Marc McDonald was the first salaried employee. He left in 1984 because he didn't like how big the company was getting. After leaving Microsoft, he went to another Paul Allen-led company, Asymetrix. He then went to the Seattle software company Design Intelligence, which was acquired by Microsoft in 2000 - so he ended up back at Microsoft. In 2011, he left Microsoft for the second time, and worked at advertising startup PaperG until 2016.
Gordon Letwin stayed with Microsoft longer than anyone other than Bill Gates
Gordon Letwin was with the company until 1993, the second-longest run of all the employees pictured. (Gates is first.) He was a programmer at Microsoft, and he quit when he wanted a break from the grind of the company. He was a millionaire by the time he left Microsoft. Now Letwin has a ranch in Arizona and runs the environmental charity Wilburforce Foundation with his wife, Rose.
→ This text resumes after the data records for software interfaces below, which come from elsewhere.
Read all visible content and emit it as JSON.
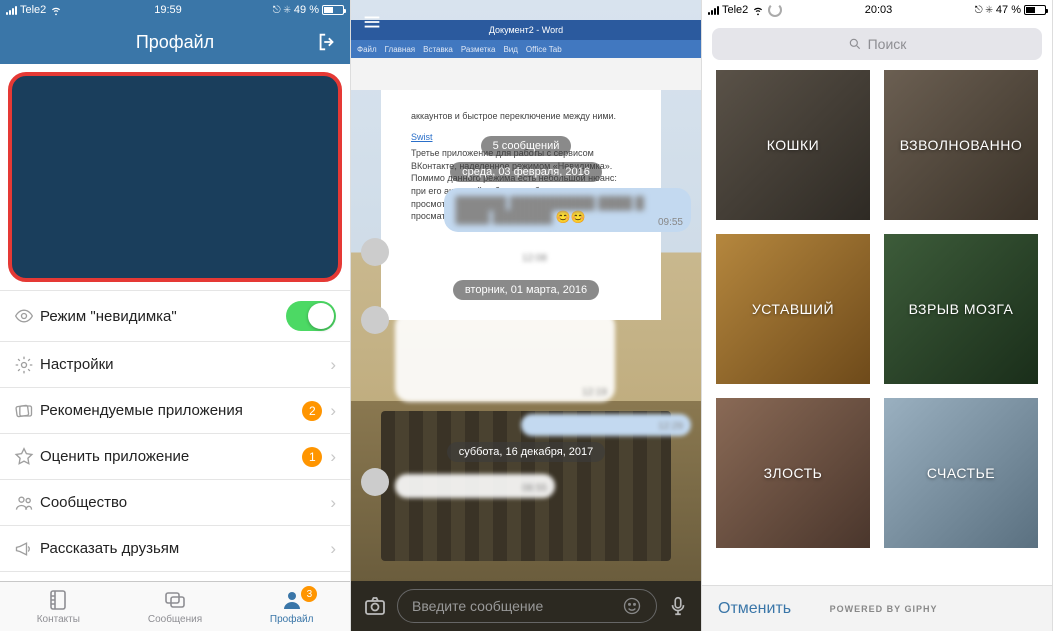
{
  "panel1": {
    "status": {
      "carrier": "Tele2",
      "time": "19:59",
      "battery_pct": "49 %"
    },
    "header": {
      "title": "Профайл"
    },
    "rows": {
      "invisible": {
        "label": "Режим \"невидимка\""
      },
      "settings": {
        "label": "Настройки"
      },
      "recommend": {
        "label": "Рекомендуемые приложения",
        "badge": "2"
      },
      "rate": {
        "label": "Оценить приложение",
        "badge": "1"
      },
      "community": {
        "label": "Сообщество"
      },
      "share": {
        "label": "Рассказать друзьям"
      }
    },
    "tabs": {
      "contacts": {
        "label": "Контакты"
      },
      "messages": {
        "label": "Сообщения"
      },
      "profile": {
        "label": "Профайл",
        "badge": "3"
      }
    }
  },
  "panel2": {
    "word_title": "Документ2 - Word",
    "ribbon": [
      "Файл",
      "Главная",
      "Вставка",
      "Разметка",
      "Вид",
      "Office Tab"
    ],
    "doc_line": "аккаунтов и быстрое переключение между ними.",
    "doc_link": "Swist",
    "doc_body": "Третье приложение для работы с сервисом ВКонтакте, наделенное режимом «Невидимка». Помимо данного режима есть небольшой нюанс: при его активной работе вам будет доступен просмотр ленты новостей от наиболее просматриваемых групп и пользователей.",
    "count_pill": "5 сообщений",
    "date1": "среда, 03 февраля, 2016",
    "date2": "вторник, 01 марта, 2016",
    "date3": "суббота, 16 декабря, 2017",
    "ts1": "09:55",
    "ts2": "12:08",
    "ts3": "12:19",
    "ts4": "12:29",
    "ts5": "08:55",
    "input_placeholder": "Введите сообщение"
  },
  "panel3": {
    "status": {
      "carrier": "Tele2",
      "time": "20:03",
      "battery_pct": "47 %"
    },
    "search_placeholder": "Поиск",
    "tiles": {
      "cats": "КОШКИ",
      "excited": "ВЗВОЛНОВАННО",
      "tired": "УСТАВШИЙ",
      "mindblown": "ВЗРЫВ МОЗГА",
      "anger": "ЗЛОСТЬ",
      "happy": "СЧАСТЬЕ"
    },
    "cancel": "Отменить",
    "giphy": "POWERED BY GIPHY"
  }
}
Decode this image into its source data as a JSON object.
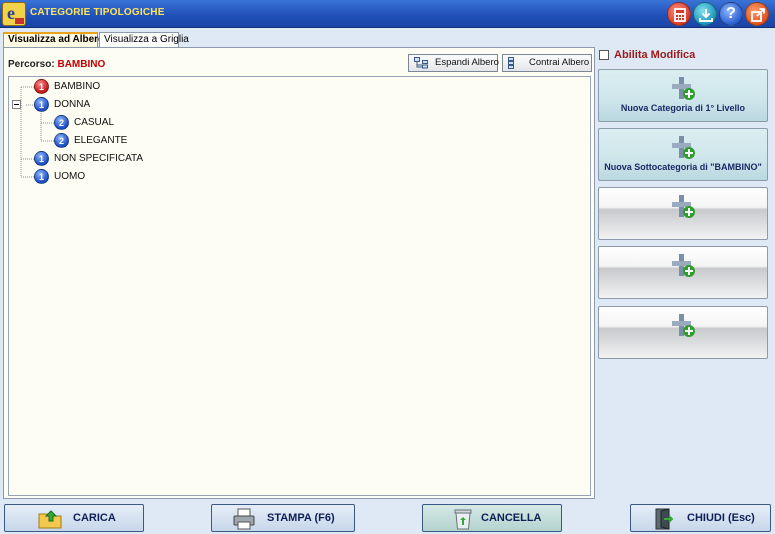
{
  "window": {
    "title": "CATEGORIE TIPOLOGICHE",
    "help_label": "?"
  },
  "tabs": [
    {
      "label": "Visualizza ad Albero",
      "active": true
    },
    {
      "label": "Visualizza a Griglia",
      "active": false
    }
  ],
  "percorso": {
    "label": "Percorso:",
    "value": "BAMBINO"
  },
  "toolbar": {
    "espandi": "Espandi Albero",
    "contrai": "Contrai Albero"
  },
  "tree": [
    {
      "label": "BAMBINO",
      "level": "1",
      "selected": true
    },
    {
      "label": "DONNA",
      "level": "1",
      "expanded": true
    },
    {
      "label": "CASUAL",
      "level": "2"
    },
    {
      "label": "ELEGANTE",
      "level": "2"
    },
    {
      "label": "NON SPECIFICATA",
      "level": "1"
    },
    {
      "label": "UOMO",
      "level": "1"
    }
  ],
  "side": {
    "abilita_modifica": "Abilita Modifica",
    "buttons": [
      {
        "label": "Nuova Categoria di 1° Livello"
      },
      {
        "label": "Nuova Sottocategoria di \"BAMBINO\""
      },
      {
        "label": ""
      },
      {
        "label": ""
      },
      {
        "label": ""
      }
    ]
  },
  "bottom": {
    "carica": "CARICA",
    "stampa": "STAMPA (F6)",
    "cancella": "CANCELLA",
    "chiudi": "CHIUDI  (Esc)"
  },
  "colors": {
    "titlebar": "#1f4fb8",
    "title_text": "#ffe45c",
    "path_value": "#c00000",
    "abilita": "#9e1a1a",
    "badge_level1_selected": "#c41818",
    "badge_level": "#1c4fc4"
  }
}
Steve Wood went on to become a serial entrepreneur
Steve Wood is the husband of Maria Wood, also in this photo, who eventually left Microsoft and sued it over sex discrimination. Steve left in 1980, but worked with Paul Allen on a few companies afterward - including web development company Starwave, which was ultimately sold to Disney.
Bob Wallace was a fan of researching psychedelic drugs and founded a software company after Microsoft
It seems Bob Wallace was one of the most far-out early Microsoft employees. He spent time and money researching psychedelic drugs after leaving the company. He also founded a software company called Quicksoft. He died in 2002 from pneumonia.
Jim Lane went on to create his own software company
Jim Lane was a project manager who left in 1985. Legend has it that he announced his departure by saying that Microsoft "beat the enthusiasm out of me." He went on to start his own software company. At Microsoft, he helped create the company's crucial partnership with Intel, which played a huge role in the company's ability to dominate the PC industry.
Here's one more look at the gang from 1978 ...
... and here's a photo of the group from 2008 that Microsoft recreated when Bill Gates was leaving the company.
Since then, Gates gave up the CEO job to Microsoft's 30th employee, Steve Ballmer, who joined in 1980. Ballmer turned the reins over to Satya Nadella in 2014. Of the original employees, only Gates is still at Microsoft, acting as a member of its board of directors and a technical advisor to Nadella.
On a final note, Bill Gates seems to enjoy recreating pictures — like this 2016 recreation of his 1973 high school yearbook photo, perfect down to the sneakers.